On our 10:00 Whale Watch Cruise from Kawaihae, we saw a spout almost immediately after leaving the harbor, so we headed over to it. This whale sounded before we arrived, and stayed underwater for about 20 more minutes, surfacing in a place none of us expected it to be (Humpbacks can be pretty unpredictable). We saw 8 more Humpbacks throughout the course of this cruise…all of them were surfacing, spouting and sounding (giving us some great views of their wide flukes).
On our Whales and Cocktails Cruise we saw 4 different Humpbacks — one pod of two sounded about 400 yards away from us, so we motored over to where we thought they might be, and after about 13 minutes, they surfaced and spouted just 100 yards away. We watched them through two cycles of surfacing, spouting and sounding, and both times they surfaced about 100 yards from us and both times we got great views of their flukes.
Mahalo and have a great weekend. I’ll send a recap of our weekend’s sightings out on Monday.

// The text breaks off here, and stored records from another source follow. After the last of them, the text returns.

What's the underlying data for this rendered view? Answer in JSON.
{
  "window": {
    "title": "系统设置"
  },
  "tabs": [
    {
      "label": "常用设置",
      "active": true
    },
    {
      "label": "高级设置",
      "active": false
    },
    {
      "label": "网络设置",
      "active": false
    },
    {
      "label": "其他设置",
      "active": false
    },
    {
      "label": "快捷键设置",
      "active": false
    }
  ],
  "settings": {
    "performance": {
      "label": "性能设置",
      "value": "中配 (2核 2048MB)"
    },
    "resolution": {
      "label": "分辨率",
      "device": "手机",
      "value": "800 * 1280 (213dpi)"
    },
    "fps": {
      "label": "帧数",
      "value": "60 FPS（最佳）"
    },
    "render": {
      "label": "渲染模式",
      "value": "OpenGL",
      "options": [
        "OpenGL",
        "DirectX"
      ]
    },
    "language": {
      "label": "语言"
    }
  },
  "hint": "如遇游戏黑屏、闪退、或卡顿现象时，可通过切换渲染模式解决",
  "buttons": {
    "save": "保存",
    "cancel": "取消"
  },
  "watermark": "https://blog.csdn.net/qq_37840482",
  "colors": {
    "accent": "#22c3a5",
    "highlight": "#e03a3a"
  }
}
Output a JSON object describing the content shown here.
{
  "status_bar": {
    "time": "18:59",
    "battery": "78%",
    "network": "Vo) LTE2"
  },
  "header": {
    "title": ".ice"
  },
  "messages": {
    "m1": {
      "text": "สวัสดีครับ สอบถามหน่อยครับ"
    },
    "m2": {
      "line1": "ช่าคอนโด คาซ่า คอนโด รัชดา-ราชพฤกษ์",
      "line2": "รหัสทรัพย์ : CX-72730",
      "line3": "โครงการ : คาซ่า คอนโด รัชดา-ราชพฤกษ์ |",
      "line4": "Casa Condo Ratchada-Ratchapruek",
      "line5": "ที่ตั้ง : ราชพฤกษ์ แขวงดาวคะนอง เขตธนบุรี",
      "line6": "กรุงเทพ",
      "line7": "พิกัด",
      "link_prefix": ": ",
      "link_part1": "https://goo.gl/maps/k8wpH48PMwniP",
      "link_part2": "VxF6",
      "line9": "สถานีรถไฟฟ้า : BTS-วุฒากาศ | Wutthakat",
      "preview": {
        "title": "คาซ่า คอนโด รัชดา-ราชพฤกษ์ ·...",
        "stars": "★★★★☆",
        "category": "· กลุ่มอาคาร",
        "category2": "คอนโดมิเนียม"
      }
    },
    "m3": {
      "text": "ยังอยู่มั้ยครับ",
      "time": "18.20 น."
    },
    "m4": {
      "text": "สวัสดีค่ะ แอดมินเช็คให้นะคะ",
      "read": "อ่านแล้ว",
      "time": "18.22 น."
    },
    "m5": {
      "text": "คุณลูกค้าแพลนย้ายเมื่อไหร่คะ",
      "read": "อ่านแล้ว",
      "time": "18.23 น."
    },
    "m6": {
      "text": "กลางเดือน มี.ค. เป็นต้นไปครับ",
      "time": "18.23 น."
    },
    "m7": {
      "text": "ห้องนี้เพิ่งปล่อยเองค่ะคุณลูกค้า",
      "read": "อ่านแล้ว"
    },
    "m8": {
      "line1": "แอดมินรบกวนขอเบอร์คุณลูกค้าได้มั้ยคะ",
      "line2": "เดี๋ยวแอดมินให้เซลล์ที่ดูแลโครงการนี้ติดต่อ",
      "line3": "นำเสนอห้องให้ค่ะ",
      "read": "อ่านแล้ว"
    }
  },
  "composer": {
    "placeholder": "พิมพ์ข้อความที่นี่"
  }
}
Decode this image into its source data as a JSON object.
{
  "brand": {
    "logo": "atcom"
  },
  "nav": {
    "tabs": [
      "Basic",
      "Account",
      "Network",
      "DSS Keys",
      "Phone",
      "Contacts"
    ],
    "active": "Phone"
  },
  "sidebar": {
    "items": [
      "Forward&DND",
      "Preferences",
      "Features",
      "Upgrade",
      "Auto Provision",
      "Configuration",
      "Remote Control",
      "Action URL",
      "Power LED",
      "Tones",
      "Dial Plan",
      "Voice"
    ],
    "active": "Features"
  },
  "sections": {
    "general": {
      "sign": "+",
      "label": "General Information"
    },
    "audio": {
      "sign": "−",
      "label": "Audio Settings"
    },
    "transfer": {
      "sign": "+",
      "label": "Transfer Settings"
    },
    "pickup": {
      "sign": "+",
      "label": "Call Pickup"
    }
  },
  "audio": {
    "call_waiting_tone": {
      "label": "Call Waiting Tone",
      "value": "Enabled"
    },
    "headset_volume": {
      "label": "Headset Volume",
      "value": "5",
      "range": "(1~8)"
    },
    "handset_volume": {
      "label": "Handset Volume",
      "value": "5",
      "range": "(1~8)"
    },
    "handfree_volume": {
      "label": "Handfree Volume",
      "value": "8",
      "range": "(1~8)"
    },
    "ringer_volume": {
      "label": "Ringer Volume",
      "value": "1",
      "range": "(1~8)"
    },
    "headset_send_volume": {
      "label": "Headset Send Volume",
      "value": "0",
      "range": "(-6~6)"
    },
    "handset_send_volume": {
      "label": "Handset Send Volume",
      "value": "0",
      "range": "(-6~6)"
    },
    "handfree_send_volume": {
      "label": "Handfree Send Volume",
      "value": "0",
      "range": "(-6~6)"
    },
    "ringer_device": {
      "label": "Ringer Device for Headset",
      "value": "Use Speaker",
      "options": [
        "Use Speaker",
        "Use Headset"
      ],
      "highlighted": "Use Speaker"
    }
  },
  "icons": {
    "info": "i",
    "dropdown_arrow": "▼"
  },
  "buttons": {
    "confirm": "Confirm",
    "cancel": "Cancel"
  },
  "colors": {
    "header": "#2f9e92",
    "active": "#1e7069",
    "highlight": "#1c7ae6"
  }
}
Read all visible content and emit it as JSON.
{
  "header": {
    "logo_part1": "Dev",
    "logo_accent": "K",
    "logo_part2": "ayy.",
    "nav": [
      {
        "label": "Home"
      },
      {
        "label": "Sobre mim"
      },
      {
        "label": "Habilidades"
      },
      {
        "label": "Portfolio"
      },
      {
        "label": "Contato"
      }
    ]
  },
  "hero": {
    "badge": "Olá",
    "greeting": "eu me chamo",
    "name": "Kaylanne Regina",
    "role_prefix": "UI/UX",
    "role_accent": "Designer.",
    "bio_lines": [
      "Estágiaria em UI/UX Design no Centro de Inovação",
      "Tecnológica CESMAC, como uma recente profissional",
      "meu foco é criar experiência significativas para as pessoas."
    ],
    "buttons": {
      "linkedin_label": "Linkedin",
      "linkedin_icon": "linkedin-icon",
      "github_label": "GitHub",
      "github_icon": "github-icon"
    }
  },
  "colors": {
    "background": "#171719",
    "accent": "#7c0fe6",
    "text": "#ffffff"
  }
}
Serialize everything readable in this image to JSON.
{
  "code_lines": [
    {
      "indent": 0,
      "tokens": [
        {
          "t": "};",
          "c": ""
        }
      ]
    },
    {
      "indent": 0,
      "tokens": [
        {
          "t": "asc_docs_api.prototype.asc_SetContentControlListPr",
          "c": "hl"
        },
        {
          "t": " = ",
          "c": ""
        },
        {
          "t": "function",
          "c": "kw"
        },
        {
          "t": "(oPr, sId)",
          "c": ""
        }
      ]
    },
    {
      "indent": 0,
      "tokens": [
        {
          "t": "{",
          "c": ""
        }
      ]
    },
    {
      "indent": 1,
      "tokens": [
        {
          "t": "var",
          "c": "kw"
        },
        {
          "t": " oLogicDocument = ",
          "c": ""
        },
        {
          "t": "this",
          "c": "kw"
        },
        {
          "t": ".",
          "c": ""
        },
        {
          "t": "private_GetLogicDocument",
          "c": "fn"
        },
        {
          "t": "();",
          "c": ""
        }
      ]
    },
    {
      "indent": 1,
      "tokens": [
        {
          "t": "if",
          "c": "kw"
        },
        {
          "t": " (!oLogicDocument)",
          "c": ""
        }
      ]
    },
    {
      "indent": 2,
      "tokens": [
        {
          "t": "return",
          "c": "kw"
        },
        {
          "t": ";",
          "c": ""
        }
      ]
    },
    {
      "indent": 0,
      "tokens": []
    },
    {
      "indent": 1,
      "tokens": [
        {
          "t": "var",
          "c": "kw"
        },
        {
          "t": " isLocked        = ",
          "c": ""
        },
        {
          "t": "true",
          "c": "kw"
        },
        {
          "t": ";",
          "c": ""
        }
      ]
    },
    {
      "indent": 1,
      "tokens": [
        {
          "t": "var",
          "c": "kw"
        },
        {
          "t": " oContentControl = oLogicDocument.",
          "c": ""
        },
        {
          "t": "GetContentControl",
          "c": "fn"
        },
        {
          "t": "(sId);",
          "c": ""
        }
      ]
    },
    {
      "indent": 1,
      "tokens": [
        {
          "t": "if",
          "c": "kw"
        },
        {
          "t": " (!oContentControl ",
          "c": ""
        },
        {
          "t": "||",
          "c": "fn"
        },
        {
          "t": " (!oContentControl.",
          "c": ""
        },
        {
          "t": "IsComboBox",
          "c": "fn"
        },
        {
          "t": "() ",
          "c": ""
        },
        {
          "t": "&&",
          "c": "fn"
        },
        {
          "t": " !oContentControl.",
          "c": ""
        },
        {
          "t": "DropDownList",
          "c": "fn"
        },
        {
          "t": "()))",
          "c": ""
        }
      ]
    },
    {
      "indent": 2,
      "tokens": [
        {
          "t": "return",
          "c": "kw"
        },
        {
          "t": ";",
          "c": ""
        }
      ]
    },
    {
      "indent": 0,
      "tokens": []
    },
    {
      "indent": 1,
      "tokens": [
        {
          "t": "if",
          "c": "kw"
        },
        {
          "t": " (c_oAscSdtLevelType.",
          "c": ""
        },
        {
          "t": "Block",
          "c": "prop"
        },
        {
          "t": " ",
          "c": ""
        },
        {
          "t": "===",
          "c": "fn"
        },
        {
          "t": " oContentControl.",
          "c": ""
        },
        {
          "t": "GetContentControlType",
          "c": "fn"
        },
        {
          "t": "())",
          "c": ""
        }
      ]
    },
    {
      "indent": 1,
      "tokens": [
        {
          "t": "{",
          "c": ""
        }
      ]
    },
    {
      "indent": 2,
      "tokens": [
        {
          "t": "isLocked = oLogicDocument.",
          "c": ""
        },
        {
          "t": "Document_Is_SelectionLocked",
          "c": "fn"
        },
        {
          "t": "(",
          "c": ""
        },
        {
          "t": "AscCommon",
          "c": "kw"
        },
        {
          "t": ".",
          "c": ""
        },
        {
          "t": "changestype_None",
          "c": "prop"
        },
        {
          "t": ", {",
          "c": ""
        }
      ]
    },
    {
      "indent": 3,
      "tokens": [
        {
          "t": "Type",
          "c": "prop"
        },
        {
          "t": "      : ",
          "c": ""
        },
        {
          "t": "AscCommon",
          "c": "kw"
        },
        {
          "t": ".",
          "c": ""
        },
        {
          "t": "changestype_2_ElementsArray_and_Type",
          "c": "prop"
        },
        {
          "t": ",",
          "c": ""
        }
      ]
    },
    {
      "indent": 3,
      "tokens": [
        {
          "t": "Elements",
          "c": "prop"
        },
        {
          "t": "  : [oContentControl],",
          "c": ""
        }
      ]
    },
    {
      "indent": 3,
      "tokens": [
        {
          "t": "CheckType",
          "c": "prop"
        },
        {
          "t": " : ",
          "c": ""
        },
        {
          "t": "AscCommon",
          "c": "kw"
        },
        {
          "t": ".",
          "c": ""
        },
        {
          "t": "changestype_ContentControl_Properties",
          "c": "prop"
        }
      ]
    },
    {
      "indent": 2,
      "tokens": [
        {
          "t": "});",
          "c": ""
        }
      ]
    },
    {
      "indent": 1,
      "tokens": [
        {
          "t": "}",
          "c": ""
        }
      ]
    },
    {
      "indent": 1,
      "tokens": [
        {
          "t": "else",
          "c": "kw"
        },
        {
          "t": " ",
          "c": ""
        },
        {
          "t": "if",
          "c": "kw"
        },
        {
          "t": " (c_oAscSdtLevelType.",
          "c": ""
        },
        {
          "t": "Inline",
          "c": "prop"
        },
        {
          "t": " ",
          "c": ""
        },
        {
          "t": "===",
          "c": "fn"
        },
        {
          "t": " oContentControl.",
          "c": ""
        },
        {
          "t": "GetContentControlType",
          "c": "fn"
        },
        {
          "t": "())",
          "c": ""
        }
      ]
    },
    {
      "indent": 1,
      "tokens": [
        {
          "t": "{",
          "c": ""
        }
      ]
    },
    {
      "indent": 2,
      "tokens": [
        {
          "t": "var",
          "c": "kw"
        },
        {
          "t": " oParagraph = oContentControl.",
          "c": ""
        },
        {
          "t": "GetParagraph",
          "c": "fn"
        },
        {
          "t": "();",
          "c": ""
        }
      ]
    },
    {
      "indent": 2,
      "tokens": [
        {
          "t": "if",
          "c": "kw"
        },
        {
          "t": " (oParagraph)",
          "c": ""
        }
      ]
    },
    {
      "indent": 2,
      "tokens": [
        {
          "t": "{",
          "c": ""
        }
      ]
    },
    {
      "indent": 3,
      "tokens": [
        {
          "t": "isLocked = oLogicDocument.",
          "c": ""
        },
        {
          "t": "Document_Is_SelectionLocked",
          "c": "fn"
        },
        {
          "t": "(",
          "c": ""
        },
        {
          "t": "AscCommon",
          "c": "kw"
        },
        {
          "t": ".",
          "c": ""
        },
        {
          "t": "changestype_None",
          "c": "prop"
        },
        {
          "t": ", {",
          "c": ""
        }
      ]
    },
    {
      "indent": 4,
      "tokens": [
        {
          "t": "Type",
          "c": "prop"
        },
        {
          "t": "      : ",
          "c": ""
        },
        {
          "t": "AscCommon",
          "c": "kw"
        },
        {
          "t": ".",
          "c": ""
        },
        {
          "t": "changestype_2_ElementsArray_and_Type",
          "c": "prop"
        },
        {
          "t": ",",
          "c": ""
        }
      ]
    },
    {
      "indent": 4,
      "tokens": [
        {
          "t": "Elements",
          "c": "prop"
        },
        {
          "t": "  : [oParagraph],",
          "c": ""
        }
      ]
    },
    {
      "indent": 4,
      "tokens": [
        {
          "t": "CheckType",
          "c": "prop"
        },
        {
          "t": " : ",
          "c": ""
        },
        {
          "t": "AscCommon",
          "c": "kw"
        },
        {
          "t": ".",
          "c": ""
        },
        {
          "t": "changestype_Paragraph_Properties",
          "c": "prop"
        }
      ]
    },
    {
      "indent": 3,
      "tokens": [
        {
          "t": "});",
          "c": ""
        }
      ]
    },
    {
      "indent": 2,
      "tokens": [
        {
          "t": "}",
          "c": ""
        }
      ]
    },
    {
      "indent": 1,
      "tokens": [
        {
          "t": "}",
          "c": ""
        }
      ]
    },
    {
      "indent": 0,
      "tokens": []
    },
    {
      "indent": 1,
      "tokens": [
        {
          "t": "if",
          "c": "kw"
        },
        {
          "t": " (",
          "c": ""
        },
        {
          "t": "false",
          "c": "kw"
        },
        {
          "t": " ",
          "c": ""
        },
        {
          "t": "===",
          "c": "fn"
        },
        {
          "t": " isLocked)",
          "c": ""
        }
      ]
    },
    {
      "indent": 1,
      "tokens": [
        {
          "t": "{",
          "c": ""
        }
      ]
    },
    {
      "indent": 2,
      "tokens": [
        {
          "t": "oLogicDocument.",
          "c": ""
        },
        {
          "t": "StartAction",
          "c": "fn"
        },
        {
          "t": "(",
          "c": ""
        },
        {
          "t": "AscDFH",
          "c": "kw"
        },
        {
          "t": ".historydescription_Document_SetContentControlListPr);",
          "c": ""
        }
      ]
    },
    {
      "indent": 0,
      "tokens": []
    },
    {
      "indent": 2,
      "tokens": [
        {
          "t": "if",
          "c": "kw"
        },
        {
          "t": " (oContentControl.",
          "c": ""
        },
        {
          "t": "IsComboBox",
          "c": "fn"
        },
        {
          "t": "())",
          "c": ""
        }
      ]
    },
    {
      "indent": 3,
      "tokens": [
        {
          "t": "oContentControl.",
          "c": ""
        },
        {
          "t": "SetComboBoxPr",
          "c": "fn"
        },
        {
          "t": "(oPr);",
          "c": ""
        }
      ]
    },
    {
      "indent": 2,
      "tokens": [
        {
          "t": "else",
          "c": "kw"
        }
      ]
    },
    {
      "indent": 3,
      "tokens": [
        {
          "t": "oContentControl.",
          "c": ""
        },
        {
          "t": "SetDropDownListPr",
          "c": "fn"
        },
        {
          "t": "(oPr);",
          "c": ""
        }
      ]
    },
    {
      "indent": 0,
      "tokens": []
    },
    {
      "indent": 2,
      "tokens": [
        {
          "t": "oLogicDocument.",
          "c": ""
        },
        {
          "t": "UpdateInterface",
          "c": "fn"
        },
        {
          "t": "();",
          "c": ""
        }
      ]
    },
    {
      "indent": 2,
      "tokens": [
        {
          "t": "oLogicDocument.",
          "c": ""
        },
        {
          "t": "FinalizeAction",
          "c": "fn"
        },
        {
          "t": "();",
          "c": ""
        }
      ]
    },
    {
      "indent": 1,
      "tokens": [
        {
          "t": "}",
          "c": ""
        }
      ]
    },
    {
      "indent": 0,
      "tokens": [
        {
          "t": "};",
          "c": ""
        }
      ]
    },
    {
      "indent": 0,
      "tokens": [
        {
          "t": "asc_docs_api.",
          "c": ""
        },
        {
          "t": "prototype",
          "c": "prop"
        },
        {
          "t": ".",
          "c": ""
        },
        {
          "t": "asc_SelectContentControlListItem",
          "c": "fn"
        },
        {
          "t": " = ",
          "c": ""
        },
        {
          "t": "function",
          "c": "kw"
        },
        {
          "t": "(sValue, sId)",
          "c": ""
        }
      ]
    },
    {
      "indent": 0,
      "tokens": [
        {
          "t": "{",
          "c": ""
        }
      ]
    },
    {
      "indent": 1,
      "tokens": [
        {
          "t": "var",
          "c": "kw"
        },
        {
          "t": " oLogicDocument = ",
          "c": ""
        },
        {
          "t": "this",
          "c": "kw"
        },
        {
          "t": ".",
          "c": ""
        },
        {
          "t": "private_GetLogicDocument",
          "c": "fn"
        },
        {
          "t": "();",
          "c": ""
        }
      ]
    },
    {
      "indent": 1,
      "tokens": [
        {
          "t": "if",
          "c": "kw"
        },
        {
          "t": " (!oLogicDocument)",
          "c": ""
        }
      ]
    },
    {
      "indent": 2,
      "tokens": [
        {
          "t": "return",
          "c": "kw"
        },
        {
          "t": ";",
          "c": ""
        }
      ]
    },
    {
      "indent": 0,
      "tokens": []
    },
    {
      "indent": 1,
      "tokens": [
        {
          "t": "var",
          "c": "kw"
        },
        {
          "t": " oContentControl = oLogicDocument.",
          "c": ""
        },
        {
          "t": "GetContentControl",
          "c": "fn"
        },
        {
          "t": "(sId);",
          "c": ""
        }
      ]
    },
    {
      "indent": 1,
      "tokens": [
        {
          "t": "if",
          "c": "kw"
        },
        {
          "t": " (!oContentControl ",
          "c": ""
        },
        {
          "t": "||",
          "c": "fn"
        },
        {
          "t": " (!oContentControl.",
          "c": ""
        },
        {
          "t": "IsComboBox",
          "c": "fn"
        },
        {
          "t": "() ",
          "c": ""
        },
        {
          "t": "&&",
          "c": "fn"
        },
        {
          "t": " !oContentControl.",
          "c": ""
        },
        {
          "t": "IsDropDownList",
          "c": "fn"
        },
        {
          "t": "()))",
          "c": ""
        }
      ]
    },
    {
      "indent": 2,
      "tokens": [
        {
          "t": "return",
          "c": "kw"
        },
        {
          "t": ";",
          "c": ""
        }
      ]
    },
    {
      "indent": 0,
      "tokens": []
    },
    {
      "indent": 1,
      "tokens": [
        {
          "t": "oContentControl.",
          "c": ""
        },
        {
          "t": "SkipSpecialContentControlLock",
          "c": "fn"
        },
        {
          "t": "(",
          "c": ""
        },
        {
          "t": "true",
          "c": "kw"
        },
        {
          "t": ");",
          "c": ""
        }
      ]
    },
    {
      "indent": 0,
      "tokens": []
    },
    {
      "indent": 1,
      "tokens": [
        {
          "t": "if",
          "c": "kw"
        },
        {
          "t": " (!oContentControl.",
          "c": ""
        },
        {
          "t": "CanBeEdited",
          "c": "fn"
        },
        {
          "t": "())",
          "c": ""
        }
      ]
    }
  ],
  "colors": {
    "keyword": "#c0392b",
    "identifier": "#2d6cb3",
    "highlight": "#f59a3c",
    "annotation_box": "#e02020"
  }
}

Captain Claire’s Humpback Fact of the Day: If you were surprised to read that Whale Sharks don’t have usable teeth, you may be mystified to read that Mysticetes like our Humpback Whales don’t have teeth at all! Humpbacks have approximately 270 – 400 pairs of baleen plates hanging from the top palate of their mouths ranging in length from a foot to about 3 feet long. Where the baleen is attached to the palate, it feels like a horse’s hoof — but it fringes out to form dense mats allowing the whale to “strain the soup of the ocean” when feeding. Humpback baleen is black.